Serum Total Cholesterol Levels and All-Cause Mortality in a Home-Dwelling Elderly Population: A Six-Year Follow-Up

Scand J Prim Health Care. 2010 Jun;28(2):121-7. doi: 10.3109/02813432.2010.487371.

Abstract

Objective: To investigate the association between serum total cholesterol and all-cause mortality in elderly individuals aged > or = 75 years. Design. A prospective cohort study with a six-year follow-up.

Setting and subjects: A random sample (n = 700) of all persons aged > or = 75 years living in Kuopio, Finland. After exclusion of participants living in institutional care and participants using lipid-modifying agents or missing data on blood pressure and cholesterol levels, the final study population consisted of 490 home-dwelling elderly persons with clinical examination. We used the Cox proportional hazard model and the propensity score (PS) method. Main outcome measure. All-cause mortality. Results.
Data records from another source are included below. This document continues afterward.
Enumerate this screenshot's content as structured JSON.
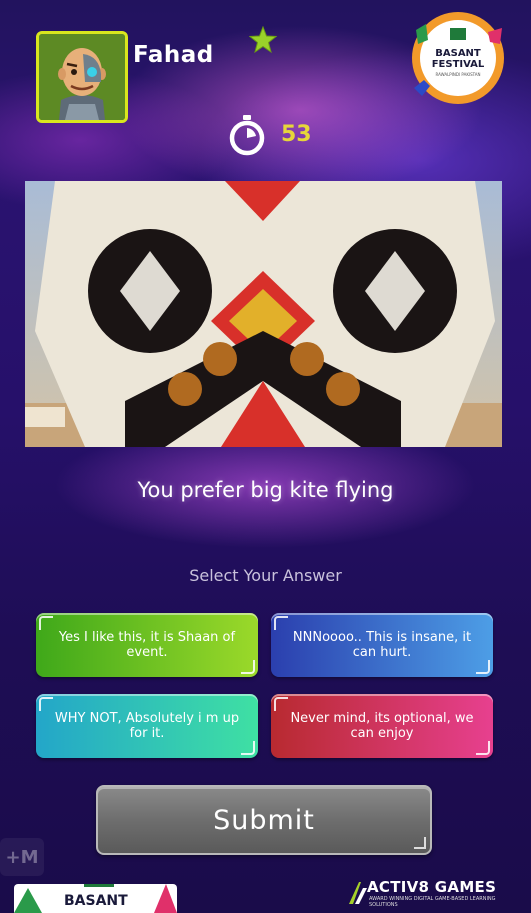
{
  "player": {
    "name": "Fahad"
  },
  "festival_logo": {
    "line1": "BASANT",
    "line2": "FESTIVAL",
    "line3": "RAWALPINDI PAKISTAN"
  },
  "timer": {
    "seconds": "53"
  },
  "question": {
    "text": "You prefer big kite flying"
  },
  "prompt": "Select Your Answer",
  "answers": [
    {
      "label": "Yes I like this, it is Shaan of event.",
      "color_from": "#3fa81a",
      "color_to": "#9bd92a"
    },
    {
      "label": "NNNoooo.. This is insane, it can hurt.",
      "color_from": "#2b3fae",
      "color_to": "#4d9ee6"
    },
    {
      "label": "WHY NOT, Absolutely i m up for it.",
      "color_from": "#23a6c9",
      "color_to": "#3fe0a3"
    },
    {
      "label": "Never mind, its optional, we can enjoy",
      "color_from": "#b82a30",
      "color_to": "#e7408f"
    }
  ],
  "submit_label": "Submit",
  "zoom_label": "+M",
  "bottom_banner": {
    "text": "BASANT"
  },
  "branding": {
    "name": "ACTIV8 GAMES",
    "tagline": "AWARD WINNING DIGITAL GAME-BASED LEARNING SOLUTIONS"
  },
  "colors": {
    "accent_yellow": "#e6d63a",
    "avatar_border": "#d9e61e",
    "background": "#1c0f4a"
  }
}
In an age- and sex-adjusted analysis, participants with S-TC > or = 6mmol/l had the lowest risk of death (hazard ratio, HR = 0.48, 95% CI 0.33-0.70) compared with those with S-TC < 5 mmol/l. HR of death for a 1 mmol increase in S-TC was 0.78. In multivariate analyses, the HR of death for a 1 mmol increase in S-TC was 0.82 and using S-TC < 5 mmol/l as a reference, the HR of death for S-TC > or = 6 mmol/l was 0.59 (95% CI 0.39-0.89) and for S-TC 5.0-5.9 mmol/l, the HR was 0.62 (95% CI 0.42-0.93). In a PS-adjusted model using S-TC < 5 mmol/l as a reference, the HR of death for S-TC > or = 6 mmol/l was 0.42 (95% CI 0.28-0.62) and for S-TC 5.0-5.9 mmol/l, the HR was 0.57 (95% CI 0.38-0.84). Conclusions. Participants with low serum total cholesterol seem to have a lower survival rate than participants with an elevated cholesterol level, irrespective of concomitant diseases or health status.

Publication types

  • Research Support, Non-U.S. Gov't

MeSH terms

  • Aged
  • Aged, 80 and over
  • Cardiovascular Diseases / mortality
  • Cardiovascular Diseases / prevention & control
  • Cause of Death
  • Cholesterol / blood*
  • Cohort Studies
  • Female
  • Finland / epidemiology
  • Follow-Up Studies
  • Humans
  • Male
  • Mortality*
  • Proportional Hazards Models
  • Prospective Studies

Substances

  • Cholesterol